On September 8, 2021, the Office of the General Counsel to the NLRB issued a memorandum to all Regional Directors encouraging them “to continue exploring new and alternative remedies” to ensure that the victims of unfair labor practices are made whole for the losses they suffer as a result of unlawful conduct. See Memorandum GC 21-06 (Sept. 8, 2021). This is an important development for employers to monitor because it strongly suggests that the NLRB plans to seek harsher remedies for unfair labor practice violations than it has done historically.
On September 9, 2021, the Biden Administration announced a new plan to use federal regulatory powers to reduce the number of unvaccinated Americans. The thrust of the administrative initiative involves “substantially increas[ing] the number of Americans covered by vaccination requirements,” primarily through mandates that “will become dominant in the workplace.” The Administration estimates that these new mandates will affect over 80 million Americans eligible to be vaccinated but who have not yet gotten their first COVID-19 shot.
On June 10, 2021, the Occupational Safety and Health Administration (“OSHA”) announced an action OSHA has not taken in 38 years: issuing an Emergency Temporary Standard (“ETS”). This ETS aims to protect “healthcare and healthcare support service workers from occupational exposure to COVID-19 in settings where people with COVID-19 are reasonably expected to be present.” The ETS does not go into effect until publication in the Federal Register, which has not yet occurred but appears imminent (OSHA has submitted the ETS to the Office of the Federal Register for publication and codification in 29 CFR 1910 Subpart U). The text of the ETS, as submitted to the Office of the Federal Register, is available here. OSHA also launched a website with resources regarding the ETS.
On May 28, 2021, the Equal Employment Opportunity Commission (“EEOC”) updated its COVID-19 related technical assistance document, “What You Should Know About COVID-19 and the ADA, the Rehabilitation Act, and Other EEO Laws,” which can be found here (“WYSK”). This document was first published on March 19, 2020, and was last updated, as we noted in this previous WorkSmarts update, on December 16, 2020. Although the recent update was published without consideration of updated guidance from CDC for fully vaccinated individuals issued on May 13, 2020, it still contains valuable guidance for employers with respect to vaccines in the workplace.
On May 13, 2021, the Centers for Disease Control and Prevention (CDC) made a surprising announcement: individuals who are fully vaccinated no longer need to wear masks or maintain social distance in most indoor spaces. Individuals are considered fully vaccinated two weeks after their second dose of the Pfizer or Moderna vaccine or two weeks after a single dose of the Johnson and Johnson vaccine.

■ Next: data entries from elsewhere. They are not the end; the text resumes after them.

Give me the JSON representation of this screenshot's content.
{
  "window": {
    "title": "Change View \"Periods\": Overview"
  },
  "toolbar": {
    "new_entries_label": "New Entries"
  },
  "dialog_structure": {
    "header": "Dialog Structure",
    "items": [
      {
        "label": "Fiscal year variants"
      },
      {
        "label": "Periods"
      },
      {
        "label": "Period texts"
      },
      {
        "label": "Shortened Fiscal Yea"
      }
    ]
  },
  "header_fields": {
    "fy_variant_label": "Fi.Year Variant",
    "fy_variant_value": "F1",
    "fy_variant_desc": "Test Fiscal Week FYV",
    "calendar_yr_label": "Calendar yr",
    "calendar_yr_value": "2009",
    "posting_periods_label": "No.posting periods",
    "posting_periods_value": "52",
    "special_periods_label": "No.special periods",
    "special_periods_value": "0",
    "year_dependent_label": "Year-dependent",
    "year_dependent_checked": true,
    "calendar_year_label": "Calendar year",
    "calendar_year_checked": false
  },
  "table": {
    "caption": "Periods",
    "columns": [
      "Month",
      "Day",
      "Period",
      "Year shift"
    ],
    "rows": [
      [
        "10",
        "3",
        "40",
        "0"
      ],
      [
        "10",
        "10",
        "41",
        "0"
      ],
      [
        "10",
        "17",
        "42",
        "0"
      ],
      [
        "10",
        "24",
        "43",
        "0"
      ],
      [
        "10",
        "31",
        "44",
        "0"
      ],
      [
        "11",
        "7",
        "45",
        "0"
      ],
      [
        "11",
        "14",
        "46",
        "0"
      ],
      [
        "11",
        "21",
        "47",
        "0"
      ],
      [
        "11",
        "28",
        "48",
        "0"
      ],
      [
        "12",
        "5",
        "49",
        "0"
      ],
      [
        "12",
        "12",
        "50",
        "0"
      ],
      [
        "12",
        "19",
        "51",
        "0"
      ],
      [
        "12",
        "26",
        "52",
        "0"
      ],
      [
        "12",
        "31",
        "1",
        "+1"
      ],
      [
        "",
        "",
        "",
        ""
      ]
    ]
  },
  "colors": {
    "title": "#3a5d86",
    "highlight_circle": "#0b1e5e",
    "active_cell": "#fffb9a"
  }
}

On May 5, 2021, the United States Department of Labor (“DOL”) withdrew the regulations (i.e. the “Independent Contractor Rule”) that were intended to clarify the standard for determining whether a worker qualifies as an independent contractor for FLSA purposes. See DOL Press Release, US Department of Labor to Withdraw Independent Contractor Rule (May 5, 2021); see also Independent Contractor Status Under the Fair Labor Standards Act: Withdrawal, 86 FR 24303 (Published: May 6, 2021). The withdrawal of the Independent Contactor Rule is effective as of May 6, 2021.
During the COVID-19 pandemic, it is important to stay up-to-date with the latest guidance from the CDC. On February 10, 2021, the CDC released new guidance for the general public regarding mask-wearing and quarantining for individuals who have received both doses of the COVID-19 vaccine. This new guidance is important for employers whose employees are working in-person and for employers in certain industries who may have fully-vaccinated employees.
On Friday, January 29, the U.S. Department of Labor’s Occupational Safety and Health Administration (OSHA) issued a new comprehensive worker safety guidance to protect workers against COVID-19, entitled: “Protecting Workers – Guidance on Mitigating and Preventing the Spread of COVID-19 in the Workplace.”
On January 14, 2021, President-elect Biden announced the “American Rescue Plan,” which is the new administration’s first emergency coronavirus and stimulus proposal. If passed, the plan will greatly expand the availability of paid leave and unemployment benefits to U.S. workers. Indeed, the new administration maintains that the plan could provide emergency paid leave to an additional 106 million Americans. To do so, the plan will impose significant new burdens on employers by, for example, closing certain loopholes that previously exempted large segments of employers from federal paid leave requirements.
On Monday, December 21, the stimulus bill from Congress was released. The bill contains individual relief, as well as an extension of federal unemployment assistance benefits. The bill did not, however, contain an extension of the mandatory paid leave benefits provided under the Families First Coronavirus Response Act (“FFCRA”). The stimulus does contain an extension through the end of March, 2021 of the tax credits provided for under the FFCRA leave. As a result, the mandate for FFCRA leave will formally sunset on December 31, 2020, but employers who voluntarily provide leave under the original provisions of the law may be able to qualify for tax credits through the end of March, 2021.